Small businesses in some cases have fundamentally changed the way they operate, developing new products or services and opening up new markets.

There is hope that the lessons that have been learned over the past year will stand small firms in good stead for 2022.

For example, hybrid working and events have provided opportunities for businesses to engage with each other in person, remotely or both. These options have never been fully explored before, but can be incredibly efficient.

Of course, for many small businesses these new ways of working have required some changes to their technical, logistical and management practices.

Small firms have been compelled to look at the advantages of using technology to do things better, faster and smarter than ever before.

Environmental issues are being taken more seriously and with a degree of urgency. The challenges of ‘going green’ are balanced by the opportunities for businesses to be leaner, cleaner and to benefit from the adoption of – or supply of – environmental technology solutions. These all provide new markets and new options for smaller businesses.

International trade could also be a focus for small business owners in 2022. At the Federation of Small Businesses, we know that the smaller a business is, the less likely it is to trade internationally. Research shows that only around one in 10 small businesses export or import products and services. That means nine out of 10 could yet reap the rewards of selling more in other markets and locations.

FSB’s recent report, ‘Ready to Launch’, sets out how Government can help small businesses to get to grips with overseas markets.

The year ahead will not be easy for small businesses, particularly with immediate challenges around the Omicron variant impacting consumer confidence and further challenges on the horizon with tax increases and increases in operating costs.
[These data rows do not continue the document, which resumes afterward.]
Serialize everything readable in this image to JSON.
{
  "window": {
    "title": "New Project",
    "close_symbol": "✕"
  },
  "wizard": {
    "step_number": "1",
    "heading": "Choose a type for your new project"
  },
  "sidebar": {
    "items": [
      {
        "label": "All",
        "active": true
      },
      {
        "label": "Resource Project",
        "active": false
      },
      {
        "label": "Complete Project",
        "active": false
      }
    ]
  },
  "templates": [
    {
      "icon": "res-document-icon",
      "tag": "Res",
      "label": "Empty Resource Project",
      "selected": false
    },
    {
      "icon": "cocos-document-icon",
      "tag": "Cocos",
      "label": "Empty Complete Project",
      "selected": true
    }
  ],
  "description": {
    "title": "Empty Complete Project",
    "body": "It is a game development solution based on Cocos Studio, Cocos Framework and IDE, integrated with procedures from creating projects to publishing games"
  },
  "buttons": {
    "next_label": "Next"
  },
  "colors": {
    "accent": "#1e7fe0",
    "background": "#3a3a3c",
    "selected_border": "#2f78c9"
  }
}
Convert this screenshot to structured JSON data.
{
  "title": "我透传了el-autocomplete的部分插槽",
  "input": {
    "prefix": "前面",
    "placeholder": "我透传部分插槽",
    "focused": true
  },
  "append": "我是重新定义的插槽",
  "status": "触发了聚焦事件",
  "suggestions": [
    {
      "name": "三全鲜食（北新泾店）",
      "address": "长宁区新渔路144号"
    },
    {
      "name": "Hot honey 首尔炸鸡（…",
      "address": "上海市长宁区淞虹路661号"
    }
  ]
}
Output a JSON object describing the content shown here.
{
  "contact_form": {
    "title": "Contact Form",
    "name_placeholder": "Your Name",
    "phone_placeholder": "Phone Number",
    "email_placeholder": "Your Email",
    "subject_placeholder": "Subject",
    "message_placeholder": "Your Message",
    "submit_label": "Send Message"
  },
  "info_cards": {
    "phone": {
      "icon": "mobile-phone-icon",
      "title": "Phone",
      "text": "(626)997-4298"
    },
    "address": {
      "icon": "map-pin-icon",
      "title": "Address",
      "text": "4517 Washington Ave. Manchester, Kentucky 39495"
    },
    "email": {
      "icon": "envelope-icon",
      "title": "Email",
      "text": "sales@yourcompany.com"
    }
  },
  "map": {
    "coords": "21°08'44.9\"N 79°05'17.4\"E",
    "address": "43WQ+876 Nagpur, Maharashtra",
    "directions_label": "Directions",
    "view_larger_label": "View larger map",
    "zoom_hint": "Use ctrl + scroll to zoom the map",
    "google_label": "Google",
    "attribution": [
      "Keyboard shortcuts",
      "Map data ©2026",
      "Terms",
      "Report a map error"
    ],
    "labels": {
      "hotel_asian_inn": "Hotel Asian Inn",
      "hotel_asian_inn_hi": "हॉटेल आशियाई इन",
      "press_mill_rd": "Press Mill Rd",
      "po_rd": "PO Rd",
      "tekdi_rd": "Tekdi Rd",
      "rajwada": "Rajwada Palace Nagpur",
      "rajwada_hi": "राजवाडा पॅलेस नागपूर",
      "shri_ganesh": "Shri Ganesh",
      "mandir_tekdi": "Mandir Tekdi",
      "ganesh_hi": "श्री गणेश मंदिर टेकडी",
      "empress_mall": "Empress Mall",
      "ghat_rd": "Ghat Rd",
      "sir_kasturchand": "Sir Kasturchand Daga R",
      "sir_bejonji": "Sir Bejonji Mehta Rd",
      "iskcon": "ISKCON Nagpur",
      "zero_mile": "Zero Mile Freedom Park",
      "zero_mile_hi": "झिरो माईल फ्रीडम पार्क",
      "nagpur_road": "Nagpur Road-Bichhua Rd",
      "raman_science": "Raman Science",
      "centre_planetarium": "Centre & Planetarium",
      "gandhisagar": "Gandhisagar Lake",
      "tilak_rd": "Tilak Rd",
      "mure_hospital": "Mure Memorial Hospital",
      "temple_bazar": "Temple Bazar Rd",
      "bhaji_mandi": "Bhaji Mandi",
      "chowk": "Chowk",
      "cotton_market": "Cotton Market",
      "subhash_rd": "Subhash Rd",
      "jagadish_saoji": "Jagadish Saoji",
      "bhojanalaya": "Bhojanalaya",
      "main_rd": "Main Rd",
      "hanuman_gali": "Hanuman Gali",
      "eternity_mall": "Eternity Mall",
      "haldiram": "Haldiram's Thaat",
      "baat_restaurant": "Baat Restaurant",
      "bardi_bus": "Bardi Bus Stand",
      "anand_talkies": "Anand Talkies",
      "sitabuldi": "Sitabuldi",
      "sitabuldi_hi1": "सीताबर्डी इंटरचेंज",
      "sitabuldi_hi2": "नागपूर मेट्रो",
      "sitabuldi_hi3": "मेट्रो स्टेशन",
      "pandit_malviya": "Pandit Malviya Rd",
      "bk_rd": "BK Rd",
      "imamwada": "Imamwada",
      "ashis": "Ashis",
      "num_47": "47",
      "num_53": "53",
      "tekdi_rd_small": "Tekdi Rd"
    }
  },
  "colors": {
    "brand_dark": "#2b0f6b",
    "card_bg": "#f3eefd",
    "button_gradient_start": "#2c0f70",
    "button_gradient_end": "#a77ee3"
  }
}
However, there are opportunities and options for flexible, innovative and resilient small businesses to capitalise on, helping to benefit both the local economy and community.